=== Component data from apps and pages ===
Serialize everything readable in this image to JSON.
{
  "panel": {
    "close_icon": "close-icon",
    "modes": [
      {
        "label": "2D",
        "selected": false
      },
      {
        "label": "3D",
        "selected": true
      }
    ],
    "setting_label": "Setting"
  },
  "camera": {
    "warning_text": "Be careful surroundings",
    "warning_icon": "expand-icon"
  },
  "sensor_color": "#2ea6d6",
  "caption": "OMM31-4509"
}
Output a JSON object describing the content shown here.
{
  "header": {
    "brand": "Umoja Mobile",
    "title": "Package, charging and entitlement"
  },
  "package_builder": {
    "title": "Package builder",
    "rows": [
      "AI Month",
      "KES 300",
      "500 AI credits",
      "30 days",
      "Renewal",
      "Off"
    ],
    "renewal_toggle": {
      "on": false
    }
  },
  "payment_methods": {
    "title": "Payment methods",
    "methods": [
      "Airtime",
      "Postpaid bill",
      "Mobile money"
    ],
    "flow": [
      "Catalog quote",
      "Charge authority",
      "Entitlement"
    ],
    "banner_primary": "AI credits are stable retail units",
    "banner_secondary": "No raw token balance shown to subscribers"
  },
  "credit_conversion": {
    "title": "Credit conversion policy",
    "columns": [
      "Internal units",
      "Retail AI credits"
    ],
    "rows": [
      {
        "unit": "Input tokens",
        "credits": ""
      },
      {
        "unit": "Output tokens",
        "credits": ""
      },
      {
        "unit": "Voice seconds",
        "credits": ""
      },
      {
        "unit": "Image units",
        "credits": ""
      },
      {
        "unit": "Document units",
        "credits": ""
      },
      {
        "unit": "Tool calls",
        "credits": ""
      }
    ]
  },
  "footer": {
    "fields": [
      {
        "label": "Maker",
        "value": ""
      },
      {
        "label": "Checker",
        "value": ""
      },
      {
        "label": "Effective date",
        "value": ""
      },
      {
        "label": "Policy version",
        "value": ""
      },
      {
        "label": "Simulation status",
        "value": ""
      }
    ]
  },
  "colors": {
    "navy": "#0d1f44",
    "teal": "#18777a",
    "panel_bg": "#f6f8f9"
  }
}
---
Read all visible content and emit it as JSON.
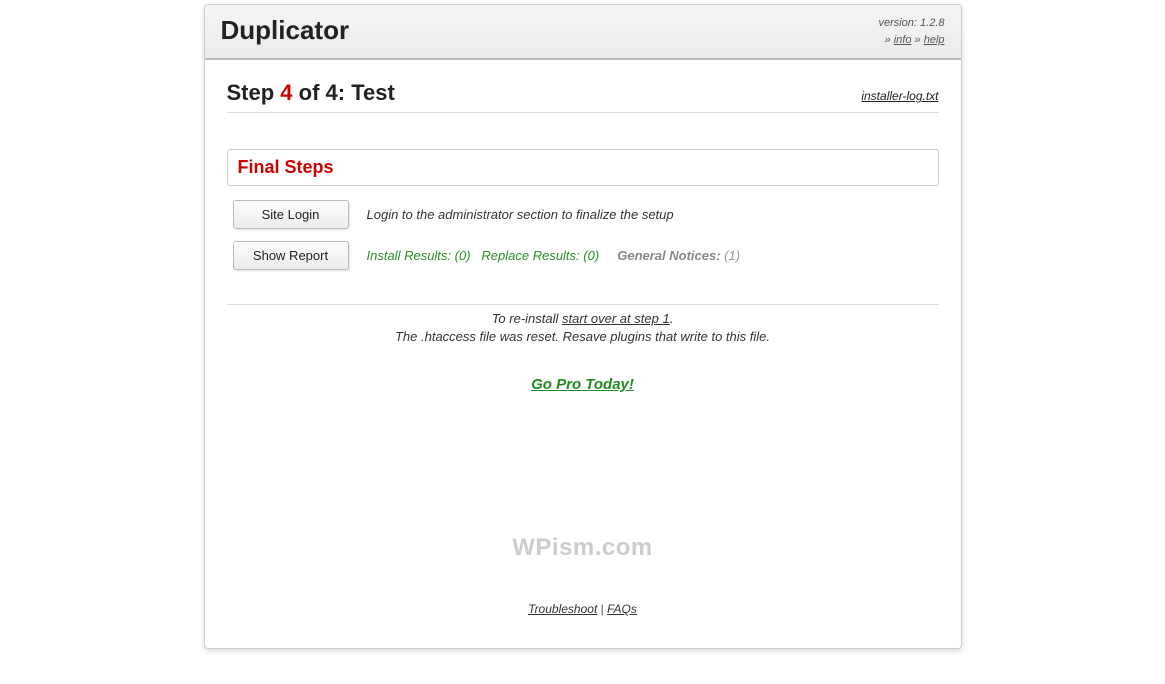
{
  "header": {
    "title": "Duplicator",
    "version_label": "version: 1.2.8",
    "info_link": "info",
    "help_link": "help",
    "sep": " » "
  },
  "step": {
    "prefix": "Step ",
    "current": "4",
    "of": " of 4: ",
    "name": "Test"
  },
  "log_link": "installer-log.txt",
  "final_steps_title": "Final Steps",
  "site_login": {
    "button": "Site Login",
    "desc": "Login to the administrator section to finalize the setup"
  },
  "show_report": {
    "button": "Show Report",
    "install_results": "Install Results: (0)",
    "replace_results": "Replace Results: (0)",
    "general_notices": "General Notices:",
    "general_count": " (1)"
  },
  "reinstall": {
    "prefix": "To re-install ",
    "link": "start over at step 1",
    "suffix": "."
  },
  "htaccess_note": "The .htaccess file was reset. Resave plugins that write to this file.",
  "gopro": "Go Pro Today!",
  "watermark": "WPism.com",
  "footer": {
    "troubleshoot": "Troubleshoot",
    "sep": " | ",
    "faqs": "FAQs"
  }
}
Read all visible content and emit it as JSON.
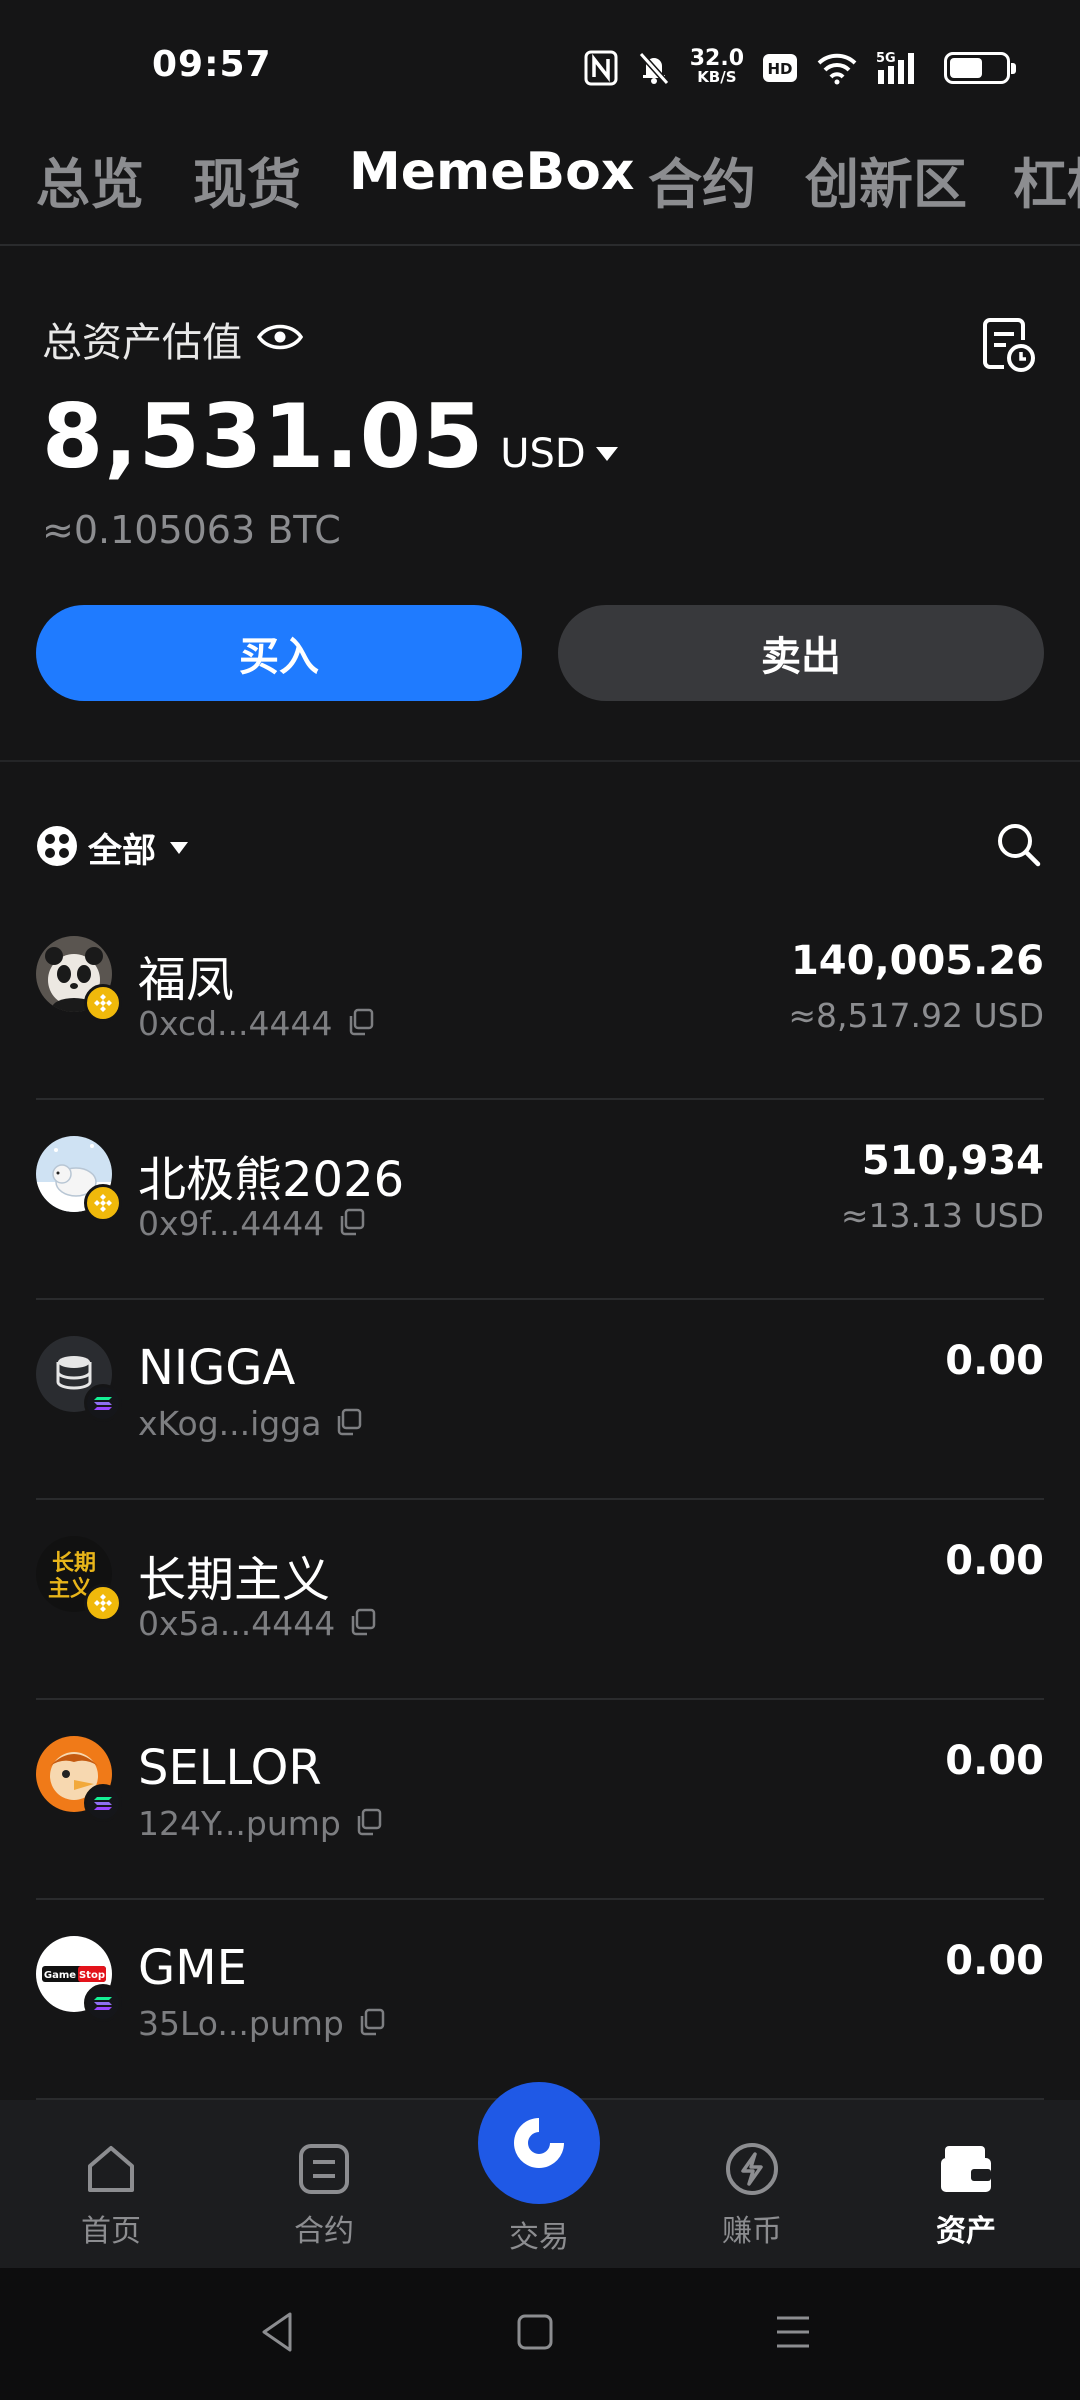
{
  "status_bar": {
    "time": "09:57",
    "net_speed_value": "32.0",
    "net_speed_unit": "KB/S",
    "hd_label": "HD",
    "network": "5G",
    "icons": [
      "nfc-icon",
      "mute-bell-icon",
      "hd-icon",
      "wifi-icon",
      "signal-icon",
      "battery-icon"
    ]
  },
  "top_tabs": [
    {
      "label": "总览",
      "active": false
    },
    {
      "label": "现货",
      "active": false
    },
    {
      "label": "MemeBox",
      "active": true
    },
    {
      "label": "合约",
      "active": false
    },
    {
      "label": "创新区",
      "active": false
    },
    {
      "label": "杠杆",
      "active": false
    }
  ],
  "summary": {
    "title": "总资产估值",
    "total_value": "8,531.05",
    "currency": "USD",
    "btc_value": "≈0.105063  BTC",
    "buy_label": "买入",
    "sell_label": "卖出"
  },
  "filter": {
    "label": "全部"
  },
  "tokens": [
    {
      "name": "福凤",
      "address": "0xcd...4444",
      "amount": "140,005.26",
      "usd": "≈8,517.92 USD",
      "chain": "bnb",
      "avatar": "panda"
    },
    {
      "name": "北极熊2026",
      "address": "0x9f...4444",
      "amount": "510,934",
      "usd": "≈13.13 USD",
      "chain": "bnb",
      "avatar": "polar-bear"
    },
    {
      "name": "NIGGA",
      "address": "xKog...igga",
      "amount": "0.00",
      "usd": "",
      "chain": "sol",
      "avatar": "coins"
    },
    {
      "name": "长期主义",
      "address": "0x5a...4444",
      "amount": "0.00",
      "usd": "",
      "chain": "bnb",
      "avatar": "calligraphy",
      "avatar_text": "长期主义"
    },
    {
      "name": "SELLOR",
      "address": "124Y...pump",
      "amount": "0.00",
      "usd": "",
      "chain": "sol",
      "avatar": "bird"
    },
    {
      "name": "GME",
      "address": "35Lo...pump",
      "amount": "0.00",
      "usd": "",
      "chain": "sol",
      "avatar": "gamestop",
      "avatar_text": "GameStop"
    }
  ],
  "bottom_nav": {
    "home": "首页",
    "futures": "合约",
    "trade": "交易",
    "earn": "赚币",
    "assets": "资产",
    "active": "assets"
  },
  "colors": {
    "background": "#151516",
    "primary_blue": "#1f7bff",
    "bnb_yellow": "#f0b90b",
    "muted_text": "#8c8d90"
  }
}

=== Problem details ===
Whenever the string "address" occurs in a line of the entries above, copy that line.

=== Result ===
      "address": "0xcd...4444",
      "address": "0x9f...4444",
      "address": "xKog...igga",
      "address": "0x5a...4444",
      "address": "124Y...pump",
      "address": "35Lo...pump",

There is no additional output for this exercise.